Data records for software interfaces
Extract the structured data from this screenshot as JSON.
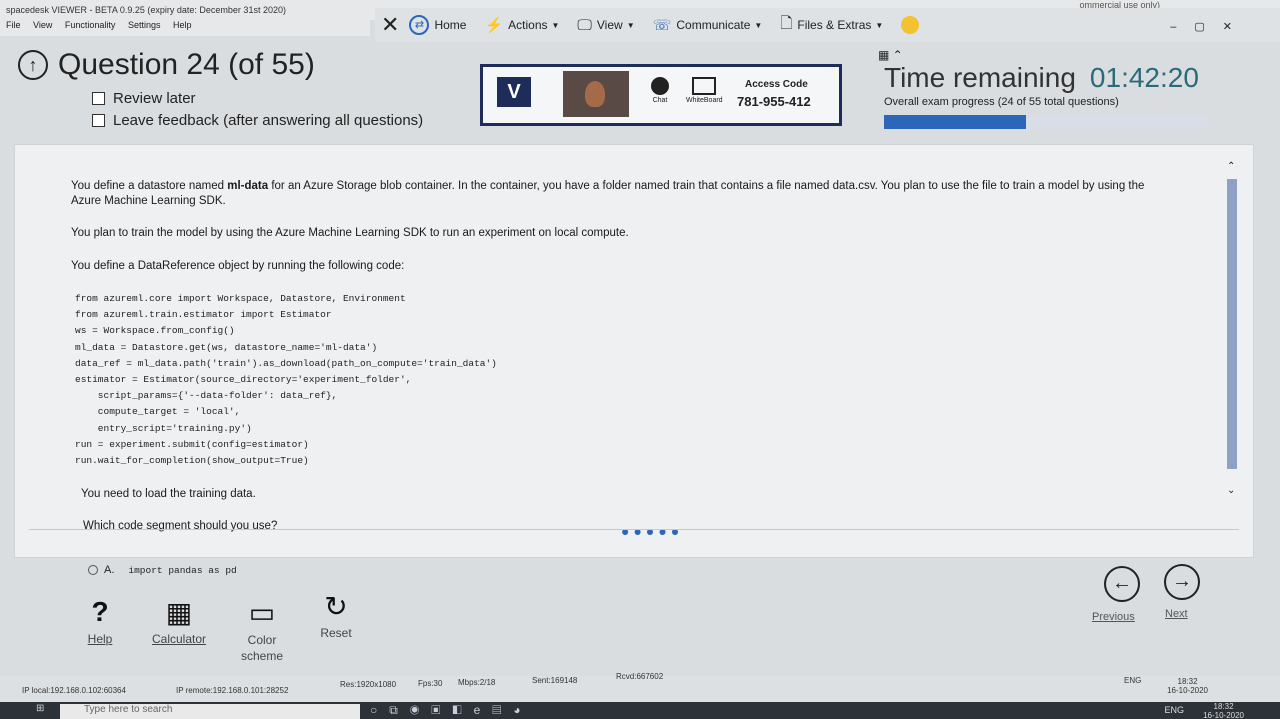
{
  "viewer": {
    "title": "spacedesk VIEWER - BETA 0.9.25 (expiry date: December 31st 2020)",
    "license_note": "ommercial use only)",
    "menu": [
      "File",
      "View",
      "Functionality",
      "Settings",
      "Help"
    ]
  },
  "toolbar": {
    "home": "Home",
    "actions": "Actions",
    "view": "View",
    "communicate": "Communicate",
    "files": "Files & Extras"
  },
  "exam": {
    "question_title": "Question 24 (of 55)",
    "review_later": "Review later",
    "leave_feedback": "Leave feedback (after answering all questions)",
    "access_code_label": "Access Code",
    "access_code": "781-955-412",
    "chat_label": "Chat",
    "whiteboard_label": "WhiteBoard",
    "time_label": "Time remaining",
    "time_value": "01:42:20",
    "progress_label": "Overall exam progress (24 of 55 total questions)",
    "progress_fraction": 0.4364
  },
  "question": {
    "para1_pre": "You define a datastore named ",
    "para1_bold": "ml-data",
    "para1_post": " for an Azure Storage blob container. In the container, you have a folder named train that contains a file named data.csv. You plan to use the file to train a model by using the Azure Machine Learning SDK.",
    "para2": "You plan to train the model by using the Azure Machine Learning SDK to run an experiment on local compute.",
    "para3": "You define a DataReference object by running the following code:",
    "code": "from azureml.core import Workspace, Datastore, Environment\nfrom azureml.train.estimator import Estimator\nws = Workspace.from_config()\nml_data = Datastore.get(ws, datastore_name='ml-data')\ndata_ref = ml_data.path('train').as_download(path_on_compute='train_data')\nestimator = Estimator(source_directory='experiment_folder',\n    script_params={'--data-folder': data_ref},\n    compute_target = 'local',\n    entry_script='training.py')\nrun = experiment.submit(config=estimator)\nrun.wait_for_completion(show_output=True)",
    "para4": "You need to load the training data.",
    "para5": "Which code segment should you use?"
  },
  "answer": {
    "option_letter": "A.",
    "option_code": "import pandas as pd"
  },
  "tools": {
    "help": "Help",
    "calculator": "Calculator",
    "color_scheme": "Color scheme",
    "reset": "Reset",
    "previous": "Previous",
    "next": "Next"
  },
  "status": {
    "ip_local": "IP local:192.168.0.102:60364",
    "ip_remote": "IP remote:192.168.0.101:28252",
    "res": "Res:1920x1080",
    "fps": "Fps:30",
    "mbps": "Mbps:2/18",
    "sent": "Sent:169148",
    "rcvd": "Rcvd:667602",
    "lang": "ENG",
    "time": "18:32",
    "date": "16-10-2020"
  },
  "taskbar": {
    "search_placeholder": "Type here to search",
    "lang": "ENG",
    "time": "18:32",
    "date": "16-10-2020"
  },
  "colors": {
    "accent_blue": "#2c66b8",
    "access_border": "#1e2c5a",
    "time_value": "#2a6a7a"
  }
}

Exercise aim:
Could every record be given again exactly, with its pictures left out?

Solution for this problem:
Extract the structured data from this screenshot as JSON.
{
  "viewer": {
    "title": "spacedesk VIEWER - BETA 0.9.25 (expiry date: December 31st 2020)",
    "license_note": "ommercial use only)",
    "menu": [
      "File",
      "View",
      "Functionality",
      "Settings",
      "Help"
    ]
  },
  "toolbar": {
    "home": "Home",
    "actions": "Actions",
    "view": "View",
    "communicate": "Communicate",
    "files": "Files & Extras"
  },
  "exam": {
    "question_title": "Question 24 (of 55)",
    "review_later": "Review later",
    "leave_feedback": "Leave feedback (after answering all questions)",
    "access_code_label": "Access Code",
    "access_code": "781-955-412",
    "chat_label": "Chat",
    "whiteboard_label": "WhiteBoard",
    "time_label": "Time remaining",
    "time_value": "01:42:20",
    "progress_label": "Overall exam progress (24 of 55 total questions)",
    "progress_fraction": 0.4364
  },
  "question": {
    "para1_pre": "You define a datastore named ",
    "para1_bold": "ml-data",
    "para1_post": " for an Azure Storage blob container. In the container, you have a folder named train that contains a file named data.csv. You plan to use the file to train a model by using the Azure Machine Learning SDK.",
    "para2": "You plan to train the model by using the Azure Machine Learning SDK to run an experiment on local compute.",
    "para3": "You define a DataReference object by running the following code:",
    "code": "from azureml.core import Workspace, Datastore, Environment\nfrom azureml.train.estimator import Estimator\nws = Workspace.from_config()\nml_data = Datastore.get(ws, datastore_name='ml-data')\ndata_ref = ml_data.path('train').as_download(path_on_compute='train_data')\nestimator = Estimator(source_directory='experiment_folder',\n    script_params={'--data-folder': data_ref},\n    compute_target = 'local',\n    entry_script='training.py')\nrun = experiment.submit(config=estimator)\nrun.wait_for_completion(show_output=True)",
    "para4": "You need to load the training data.",
    "para5": "Which code segment should you use?"
  },
  "answer": {
    "option_letter": "A.",
    "option_code": "import pandas as pd"
  },
  "tools": {
    "help": "Help",
    "calculator": "Calculator",
    "color_scheme": "Color scheme",
    "reset": "Reset",
    "previous": "Previous",
    "next": "Next"
  },
  "status": {
    "ip_local": "IP local:192.168.0.102:60364",
    "ip_remote": "IP remote:192.168.0.101:28252",
    "res": "Res:1920x1080",
    "fps": "Fps:30",
    "mbps": "Mbps:2/18",
    "sent": "Sent:169148",
    "rcvd": "Rcvd:667602",
    "lang": "ENG",
    "time": "18:32",
    "date": "16-10-2020"
  },
  "taskbar": {
    "search_placeholder": "Type here to search",
    "lang": "ENG",
    "time": "18:32",
    "date": "16-10-2020"
  },
  "colors": {
    "accent_blue": "#2c66b8",
    "access_border": "#1e2c5a",
    "time_value": "#2a6a7a"
  }
}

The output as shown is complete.